It’s unusual nowadays to hear anyone in the arts speak against cultural participation. The directors of museums, galleries, orchestras and theatres – and of sector bodies such as Arts Council England – profess themselves almost universally to be advocates of cultural inclusion and co-creation. Their websites and annual reports shine with happy people being creative. There are critics of participatory art, but they tend not to work in the public cultural sector: they’re journalists, academics and commentators for whom art is just another arena of a political culture war. That acceptance marks a significant change. Twenty years ago, advocates of community art were likely to meet scepticism, if not disdain in the art world. To say it again, even if it is not complete, this normalisation of community art is a historic change.
At the same time, I wonder how deep it runs. Cultural participation is increasingly ordinary outside the art world, for the socio-economic reasons I mentioned in my last post, but among cultural professionals? Someone said to me recently, ‘You see who people really are when they’re in front of a budget’. Perhaps they are not actually convinced of co-creation’s value, but wary of saying publicly that it holds no interest for them. Is that a truth that bites its tongue? Such self-censorship would be wrong. Surely creative actors who believe in free expression do not mince their words for fear of criticism? It would also be dangerous – history shows that people resent being told their opinions are invalid, and this wouldn’t be the first time that the weaker are made responsible for the choices of the strong.

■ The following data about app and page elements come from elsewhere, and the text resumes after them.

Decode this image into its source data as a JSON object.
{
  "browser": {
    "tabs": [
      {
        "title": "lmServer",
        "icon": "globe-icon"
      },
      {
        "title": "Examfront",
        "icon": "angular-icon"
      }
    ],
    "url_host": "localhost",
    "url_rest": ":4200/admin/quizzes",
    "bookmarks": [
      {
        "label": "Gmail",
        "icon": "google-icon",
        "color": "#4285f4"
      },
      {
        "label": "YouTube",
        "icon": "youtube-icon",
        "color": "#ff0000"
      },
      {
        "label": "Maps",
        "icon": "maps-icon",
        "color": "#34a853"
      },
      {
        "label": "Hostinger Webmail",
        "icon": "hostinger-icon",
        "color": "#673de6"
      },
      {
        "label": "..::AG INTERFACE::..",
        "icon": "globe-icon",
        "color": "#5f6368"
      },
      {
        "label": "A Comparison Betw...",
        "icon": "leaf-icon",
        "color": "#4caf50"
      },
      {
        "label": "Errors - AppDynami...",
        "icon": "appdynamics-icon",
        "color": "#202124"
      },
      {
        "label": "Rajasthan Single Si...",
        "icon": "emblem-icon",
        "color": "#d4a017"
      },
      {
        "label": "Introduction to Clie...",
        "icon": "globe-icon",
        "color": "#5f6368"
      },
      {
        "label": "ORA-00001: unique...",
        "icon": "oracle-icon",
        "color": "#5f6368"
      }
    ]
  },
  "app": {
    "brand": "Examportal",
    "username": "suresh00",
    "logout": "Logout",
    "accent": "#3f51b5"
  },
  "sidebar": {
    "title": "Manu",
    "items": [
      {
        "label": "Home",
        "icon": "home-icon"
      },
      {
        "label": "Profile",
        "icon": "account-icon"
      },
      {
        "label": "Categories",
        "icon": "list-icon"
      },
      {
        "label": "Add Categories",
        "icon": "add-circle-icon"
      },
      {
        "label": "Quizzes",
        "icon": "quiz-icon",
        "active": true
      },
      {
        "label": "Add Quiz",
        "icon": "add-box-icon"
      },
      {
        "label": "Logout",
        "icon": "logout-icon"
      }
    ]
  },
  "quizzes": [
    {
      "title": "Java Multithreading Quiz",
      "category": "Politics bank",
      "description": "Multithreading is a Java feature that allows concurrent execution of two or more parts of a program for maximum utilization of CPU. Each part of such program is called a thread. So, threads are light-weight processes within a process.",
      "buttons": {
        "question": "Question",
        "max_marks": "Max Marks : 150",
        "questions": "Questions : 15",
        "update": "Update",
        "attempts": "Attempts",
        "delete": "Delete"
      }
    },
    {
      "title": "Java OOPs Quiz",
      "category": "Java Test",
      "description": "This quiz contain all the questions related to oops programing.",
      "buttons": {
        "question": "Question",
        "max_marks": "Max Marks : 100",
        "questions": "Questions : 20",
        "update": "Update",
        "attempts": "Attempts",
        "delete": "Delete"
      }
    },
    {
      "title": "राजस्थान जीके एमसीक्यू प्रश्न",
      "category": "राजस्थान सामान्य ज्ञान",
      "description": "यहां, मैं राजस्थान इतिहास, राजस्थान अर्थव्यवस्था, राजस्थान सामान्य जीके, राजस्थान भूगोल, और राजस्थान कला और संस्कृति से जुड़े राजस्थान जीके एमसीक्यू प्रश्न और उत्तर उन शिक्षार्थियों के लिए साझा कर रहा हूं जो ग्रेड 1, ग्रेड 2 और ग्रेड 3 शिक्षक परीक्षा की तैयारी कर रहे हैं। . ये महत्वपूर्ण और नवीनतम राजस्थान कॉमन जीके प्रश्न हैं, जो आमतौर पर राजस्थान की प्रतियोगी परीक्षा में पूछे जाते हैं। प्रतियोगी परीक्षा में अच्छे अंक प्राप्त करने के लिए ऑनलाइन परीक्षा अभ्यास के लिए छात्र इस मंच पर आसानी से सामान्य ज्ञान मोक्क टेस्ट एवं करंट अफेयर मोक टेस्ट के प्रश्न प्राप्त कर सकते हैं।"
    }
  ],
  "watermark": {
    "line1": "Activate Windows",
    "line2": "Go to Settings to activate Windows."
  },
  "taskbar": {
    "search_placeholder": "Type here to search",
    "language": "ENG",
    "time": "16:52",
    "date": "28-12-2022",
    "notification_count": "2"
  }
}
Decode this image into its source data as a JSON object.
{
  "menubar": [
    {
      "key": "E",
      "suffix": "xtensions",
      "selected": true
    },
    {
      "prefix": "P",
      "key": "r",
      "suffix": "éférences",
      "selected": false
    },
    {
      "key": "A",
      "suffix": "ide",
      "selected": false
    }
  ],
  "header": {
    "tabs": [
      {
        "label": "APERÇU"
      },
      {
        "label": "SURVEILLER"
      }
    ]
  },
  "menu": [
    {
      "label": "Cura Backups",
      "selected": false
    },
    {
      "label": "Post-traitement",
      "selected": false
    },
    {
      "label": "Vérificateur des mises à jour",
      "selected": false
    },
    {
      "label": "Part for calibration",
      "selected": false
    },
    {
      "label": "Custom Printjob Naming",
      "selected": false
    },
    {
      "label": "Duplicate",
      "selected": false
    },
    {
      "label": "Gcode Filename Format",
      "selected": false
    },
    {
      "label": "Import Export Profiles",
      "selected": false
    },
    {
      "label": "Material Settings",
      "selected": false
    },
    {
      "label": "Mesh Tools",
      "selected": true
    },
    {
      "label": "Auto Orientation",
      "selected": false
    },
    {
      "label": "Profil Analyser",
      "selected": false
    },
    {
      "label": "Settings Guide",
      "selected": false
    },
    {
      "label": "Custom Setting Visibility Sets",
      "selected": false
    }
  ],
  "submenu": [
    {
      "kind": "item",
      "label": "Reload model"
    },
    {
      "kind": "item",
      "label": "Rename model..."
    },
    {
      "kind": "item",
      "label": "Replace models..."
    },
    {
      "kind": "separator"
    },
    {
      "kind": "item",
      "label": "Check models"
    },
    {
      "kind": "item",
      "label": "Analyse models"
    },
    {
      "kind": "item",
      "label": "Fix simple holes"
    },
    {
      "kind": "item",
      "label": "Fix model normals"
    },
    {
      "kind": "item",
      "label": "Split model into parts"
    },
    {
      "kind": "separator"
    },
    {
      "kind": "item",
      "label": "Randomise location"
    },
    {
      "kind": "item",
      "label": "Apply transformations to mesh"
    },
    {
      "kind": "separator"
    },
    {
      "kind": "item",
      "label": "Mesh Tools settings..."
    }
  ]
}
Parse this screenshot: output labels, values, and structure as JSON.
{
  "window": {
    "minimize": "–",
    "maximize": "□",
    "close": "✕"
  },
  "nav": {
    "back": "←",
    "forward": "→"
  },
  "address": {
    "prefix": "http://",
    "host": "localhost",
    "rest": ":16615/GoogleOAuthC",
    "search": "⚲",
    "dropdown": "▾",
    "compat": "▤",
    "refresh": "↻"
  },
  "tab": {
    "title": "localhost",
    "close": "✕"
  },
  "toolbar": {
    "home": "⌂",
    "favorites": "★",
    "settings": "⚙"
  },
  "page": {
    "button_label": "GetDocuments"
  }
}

Community art does not claim universal reach or resonance: it is one form among many. It has never been afraid to explain or argue for itself, and nor should anyone who holds different artistic values.